What’s the worst word you’ve ever heard to describe a bottle of wine?
“Diffident” is up there. If you haven’t taken the SATs recently, you probably forgot what it means—but it means kind of shy. I’m not sure how a wine is shy.
Also, one time in France, a sommelier told me a Riesling tasted “nervous.” That one had me stumped. But even that’s not as bad as one of the best winemakers in the world who described his wine as “smelling like chicken sh*t.” Keep in mind, this wasn’t a cheap bottle.
Even for a cheap bottle, that doesn’t sound so appealing.
That’s the thing though, there’s this element in the wine community of that naughty aspect in wine drinking. People say some of the best wines in the world taste like “sweated sex,” like they have this funk to them that’s kind of dirty.

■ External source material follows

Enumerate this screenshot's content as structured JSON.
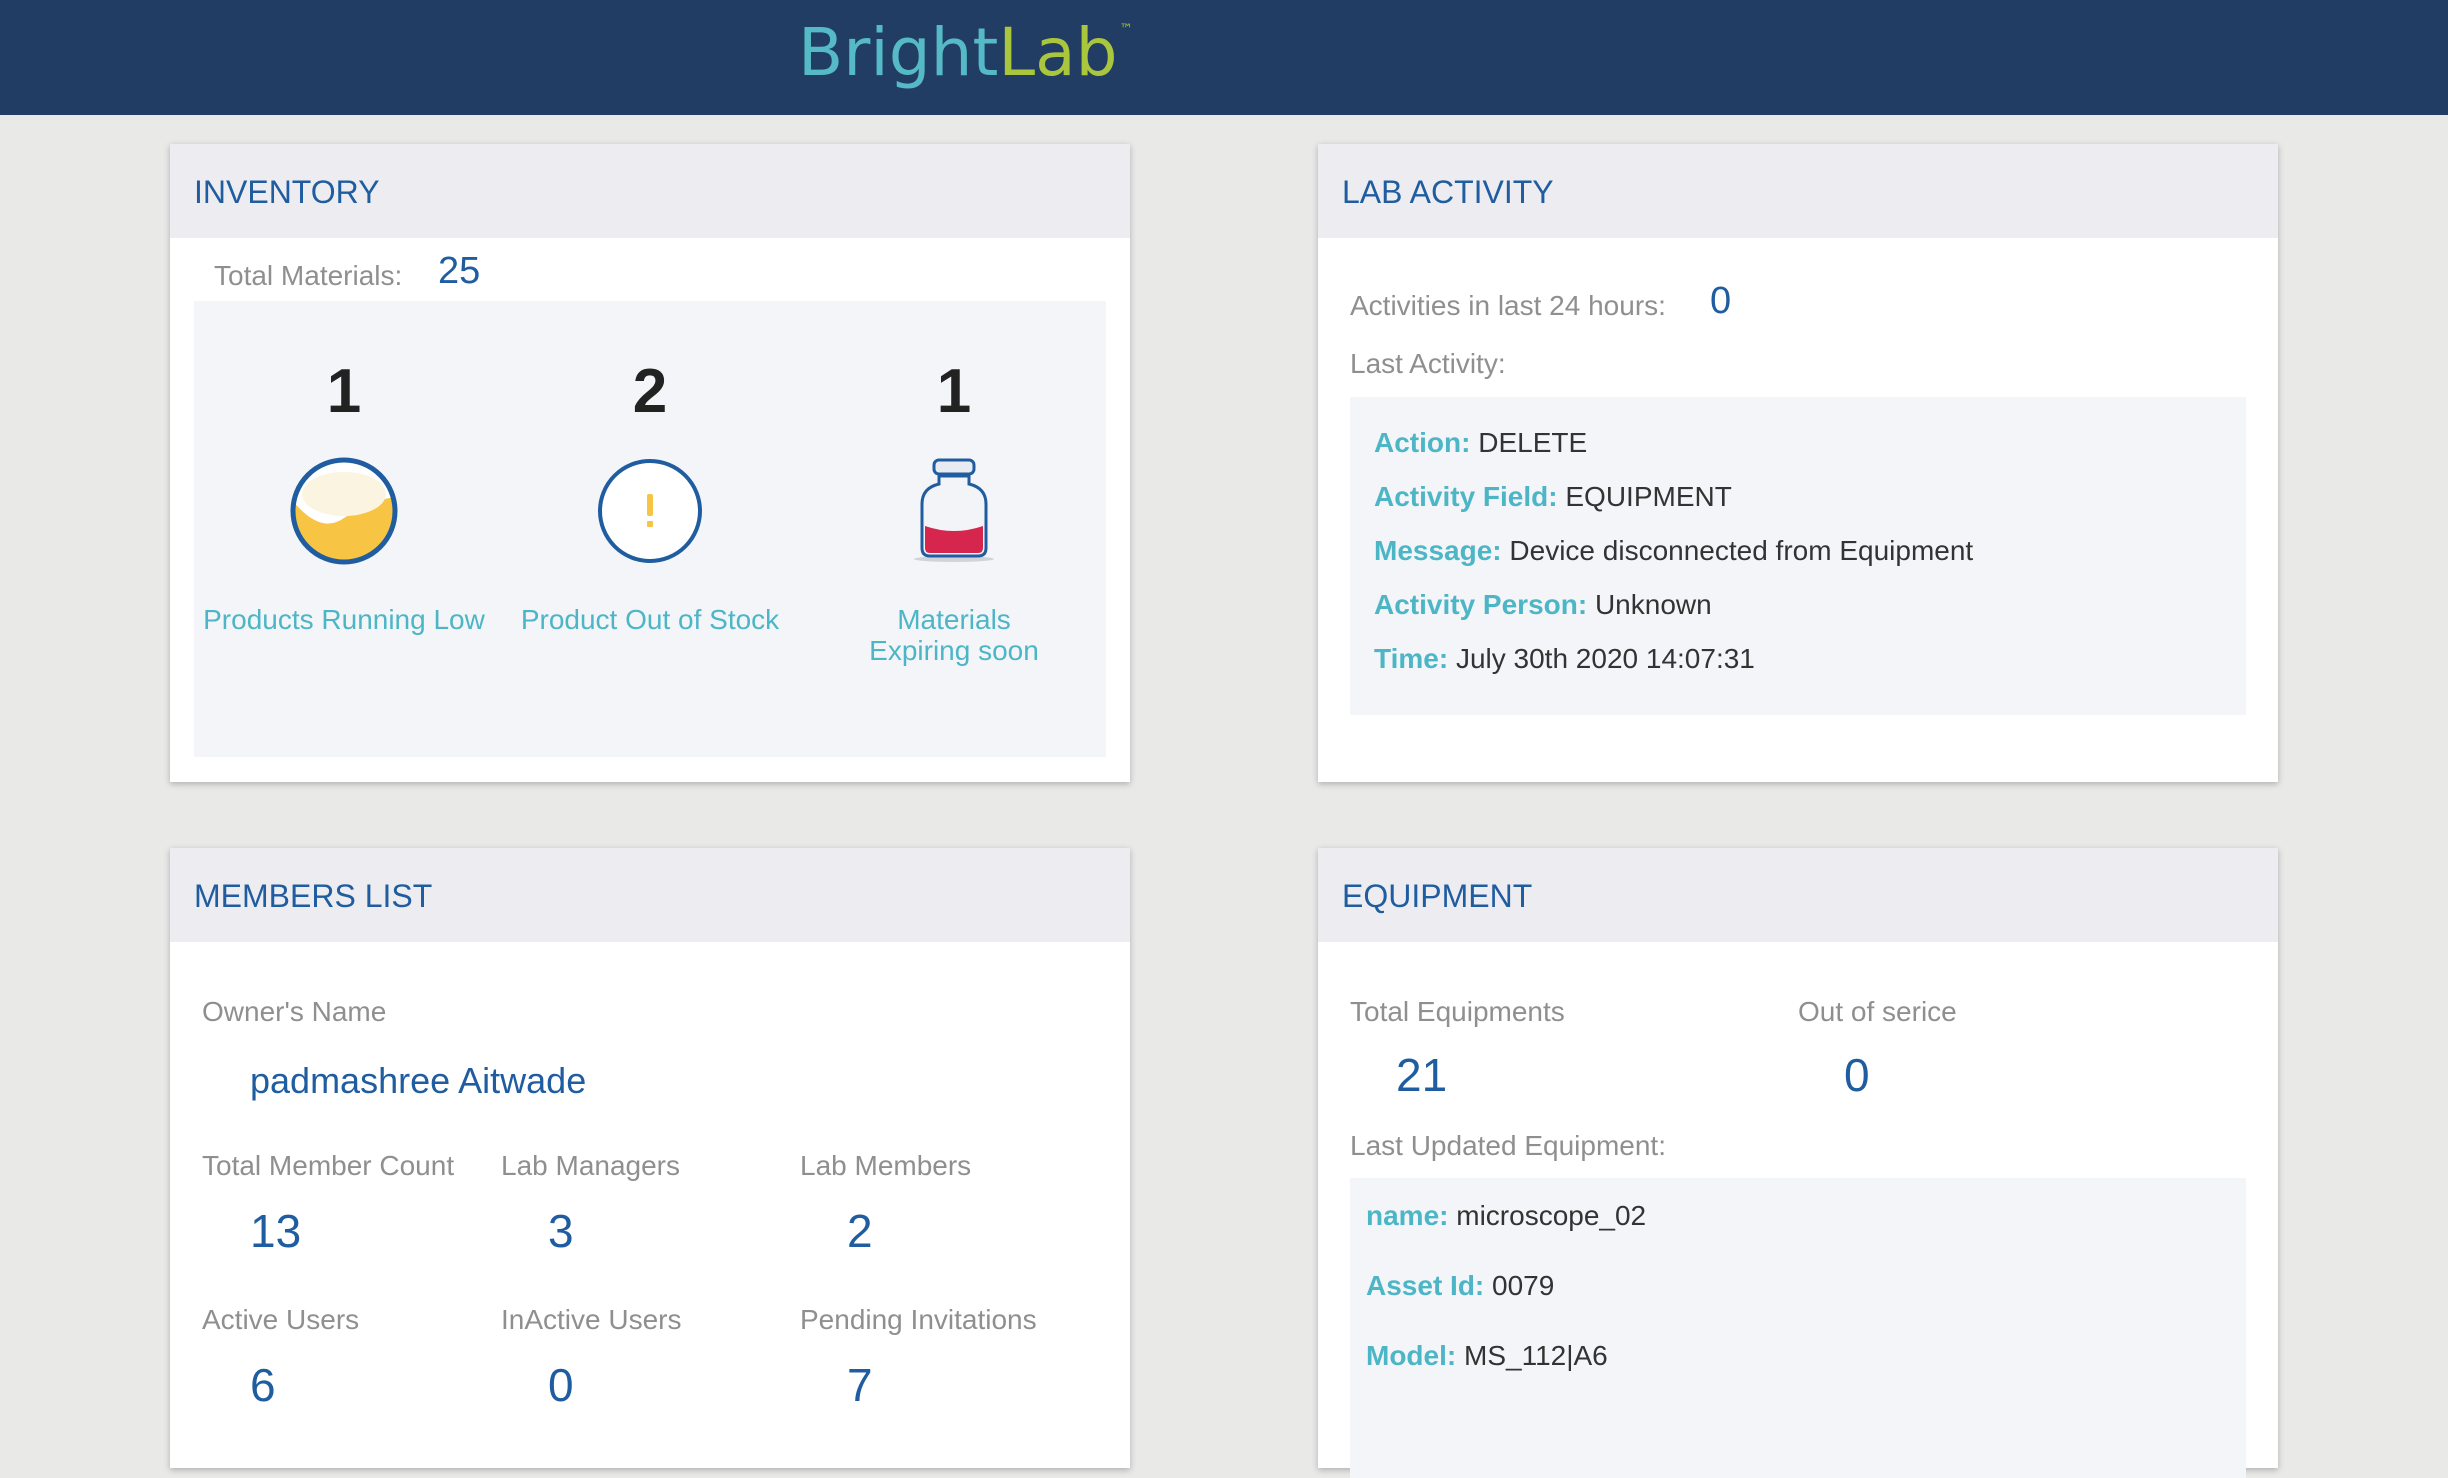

Speaking of the wine community being kind of dirty, what’s it like on the celebrity food and wine circuit?
It’s not dirty! Well, not that dirty. At least, not for me, because I’m too busy working. It’s like, one day you get this phone call out of the blue and they ask you to come, so you go and you do your best and then just hope that they ask you back.
The mega-watt names—the Tom Colicchios of the world—they usually appear once or twice, but the people like me teach four or five times in a few days, so when my class is done, I’m back at my hotel relaxing and gearing up for the next round. I know people who can stay out all night and still be fresh for the next day, but that’s not me.
I love wine, and I love my job, but at the end of the day, it is still a job and I want to do my very best for everyone who shows up for my seminars. I like to under-promise and over-deliver.
And always avoid being diffident or nervous.
Hanging at Chateau Marmont in Los Angeles:
How is this for a bar trick?
Want to learn more from Oldman? Check him out at www.markoldman.com